(actually, my formula doubles the numbers you gave)

Are you sure? Suppose we take with , , then , so the values for should be as I gave them. And similarly for , giving values . Or else I have mis-understood your definition?

I’d simply see that as two separate partial preferences

Just to be clear, by “separate partial preference” you mean a separate preorder, on a set of objects which may or may not have some overlap with the objects we considered so far? Then somehow the work is just postponed to the point where we try to combine partial preferences?

EDIT (in reply to your edit): I guess e.g. keeping conditions 1,2,3 the same and instead minimising

where is proportion to the reciprocal of the strength of the preference? Of course there are lots of variants on this!
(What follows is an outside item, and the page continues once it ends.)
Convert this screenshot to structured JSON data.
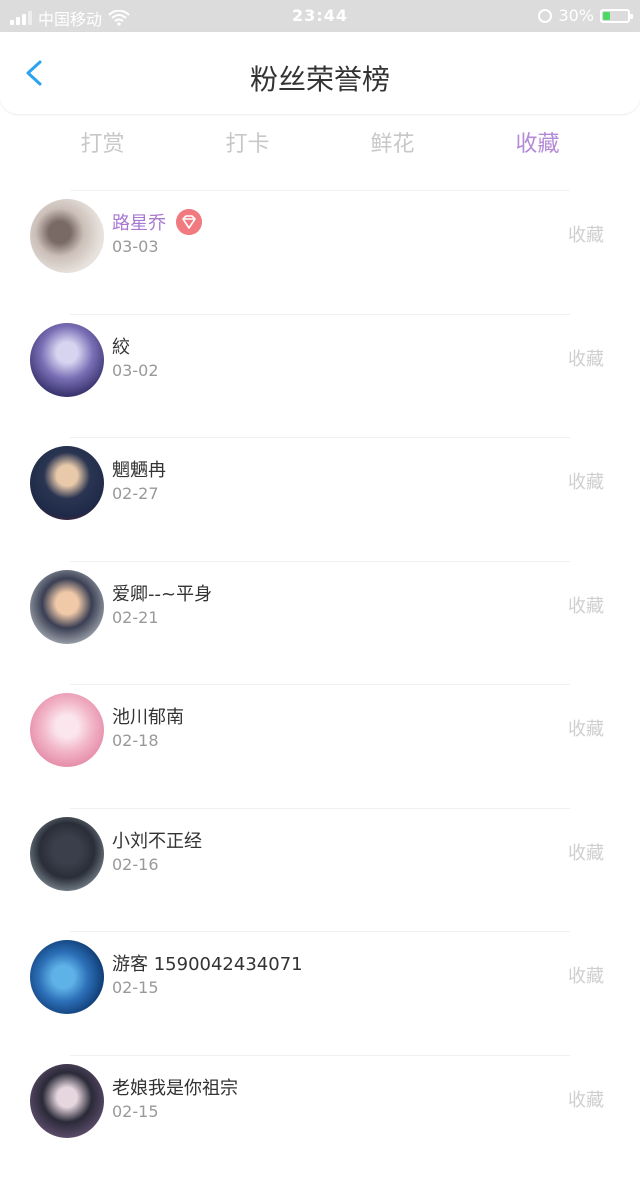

Sure, in the end we only really care about what comes top, as that’s the thing we choose. My feeling is that information on (relative) strengths of preferences is often available, and when it is available it seems to make sense to use it (e.g. allowing circumvention of Arrow’s theorem).
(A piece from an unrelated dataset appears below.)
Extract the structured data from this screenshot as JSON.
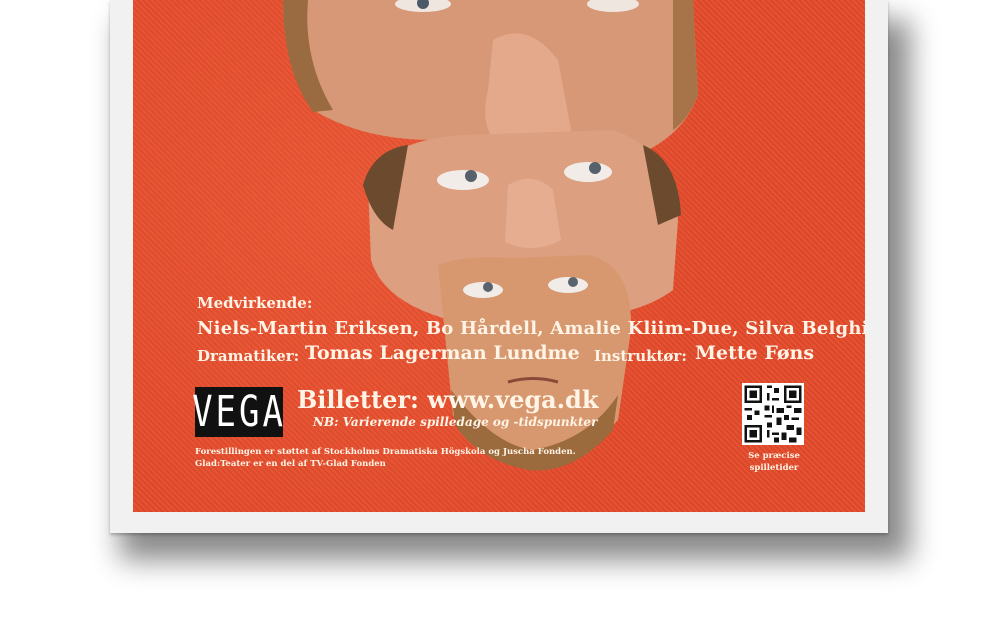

In particular, I worry that, when we only have ordinal preferences, the outcome of attempts to combine various preferences will depend heavily on how finely we divide up the world; by using information on strengths of preferences we can mitigate this.